That gave Sachiko the opening she needed. Stabbing the knife she removed from the medical kit into his neck, she pulled it across his throat, just as he’d done to the ‘Murican. In his last moments, his eyes bulged open and he attempted to stab Sachiko with his free arm, but Maeko caught his wrist, and then he was unconscious.

Backing away from the scene, Sachiko let out a nervous, relieved laugh. “Simple. Quick. He was right about that. Help me get the bodies into the airlock. Erika, can you do something about all this blood?”

“I… I…” Erika stammered. “You killed him.”

“He was a threat to peace. Even if we covered up what he did, people would always be suspicious, and he might have let the truth slip.”

“He might have? That’s a poor reason to kill someone. He could have just as easily kept the secret. How can you be so calm about this?”
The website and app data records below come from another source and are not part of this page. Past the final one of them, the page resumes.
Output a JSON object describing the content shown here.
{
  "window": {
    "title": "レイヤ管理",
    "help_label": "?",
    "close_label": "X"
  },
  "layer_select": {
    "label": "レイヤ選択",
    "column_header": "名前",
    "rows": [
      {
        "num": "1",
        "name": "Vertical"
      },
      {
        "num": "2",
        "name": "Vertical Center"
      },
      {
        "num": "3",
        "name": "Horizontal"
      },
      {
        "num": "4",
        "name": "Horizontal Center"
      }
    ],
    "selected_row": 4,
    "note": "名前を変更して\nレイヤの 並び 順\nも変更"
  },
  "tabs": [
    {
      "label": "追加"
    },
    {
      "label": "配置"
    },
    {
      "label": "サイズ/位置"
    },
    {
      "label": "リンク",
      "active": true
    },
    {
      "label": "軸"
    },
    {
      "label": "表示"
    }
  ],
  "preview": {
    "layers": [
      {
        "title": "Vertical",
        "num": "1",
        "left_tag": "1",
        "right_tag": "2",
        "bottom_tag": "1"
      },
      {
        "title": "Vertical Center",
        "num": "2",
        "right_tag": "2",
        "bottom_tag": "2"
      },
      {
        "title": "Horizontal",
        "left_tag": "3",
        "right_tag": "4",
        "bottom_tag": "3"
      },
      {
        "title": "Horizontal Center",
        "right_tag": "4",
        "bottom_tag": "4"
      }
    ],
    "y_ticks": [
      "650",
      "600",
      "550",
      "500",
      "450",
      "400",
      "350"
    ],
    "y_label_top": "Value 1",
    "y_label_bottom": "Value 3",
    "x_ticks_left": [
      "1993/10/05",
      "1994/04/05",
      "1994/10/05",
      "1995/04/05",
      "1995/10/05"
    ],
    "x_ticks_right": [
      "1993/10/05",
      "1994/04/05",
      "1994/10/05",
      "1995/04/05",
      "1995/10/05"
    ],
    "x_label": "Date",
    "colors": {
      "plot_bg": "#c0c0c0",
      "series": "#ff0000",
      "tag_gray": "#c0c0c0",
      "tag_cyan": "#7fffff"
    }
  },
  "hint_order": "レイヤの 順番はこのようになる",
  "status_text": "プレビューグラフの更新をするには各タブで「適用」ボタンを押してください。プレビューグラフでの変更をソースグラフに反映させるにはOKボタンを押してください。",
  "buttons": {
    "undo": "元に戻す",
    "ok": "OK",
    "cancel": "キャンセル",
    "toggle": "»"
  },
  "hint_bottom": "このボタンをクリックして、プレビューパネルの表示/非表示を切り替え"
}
“Because I only did what was necessary. You’ve seen Earth. There is no margin for risk. We’re going to have to engineer an accident aboard the station now, and invent a story about the two of them putting aside their differences to get us to safety. They will be symbols for peace. Only question is, can I trust you, or are you going to join them? It’s more realistic if one of us dies as well.”

Erika felt a firm hand on her shoulder, but instead of being detained, she found herself pulled backward, and Hina moved between her and Sachiko.

“You can trust her. We either all go home, or none of us do.”

“Don’t think I won’t kill you too. Emotions have no place in these kinds of decisions. I’d sacrifice anyone, even Macchan, to secure peace.”

It was Yasu who ended up breaking the stalemate. Approaching silently from the Russian segment, she grabbed a fistful of Sachiko’s hair and pulled back hard. Placing her free hand on Sachiko’s forearm, she prevented Sachiko from swinging the knife around.

Stupidity has no place in these kinds of decisions. Erika’s a dog who wags her tail for the government, remember? They won’t want it known, so she’ll keep quiet. You, on the other hand, are a loose cannon who threatened Hina, forgetting I’ve been behind you the entire time.”

“OK, you’re right. I’m sorry. Look, I’m dropping the knife.”

“If you ever threaten Hina again—”

“I won’t! I won’t! I didn’t want to in the first place, you know that.”

“Good.” She released Sachiko and pushed her towards Maeko, picked the knife out of the air, and approached Hina. “Hold on to this, just in case she tries something.”

“Alright, I will, but calm down, OK? We’re all friends here. It was just a misunderstanding.”

As if snapping out of a trance, Yasu realized where she was and what she had done. Hina was right in front of her, breathing heavily. She wasn’t sure exactly what Hina was feeling, but she did know that Hina was looking straight at her. That was good enough for Yasu.

With the last of her fading courage, she put her hand around the back of Hina’s head and pulled their lips together. It was an awkward, forceful kiss. Yasu had no experience, and Hina was too shocked to cooperate. Breaking the kiss, she studied Hina’s face intently, looking for any indication that her feelings had gotten through.

Maybe it was her imagination, but Hina’s cheeks looked just the slightest bit redder. Despite everything, the violence, the threats, and the floating corpses spewing blood into the air, she had managed to make Hina blush.

And that was what was truly important.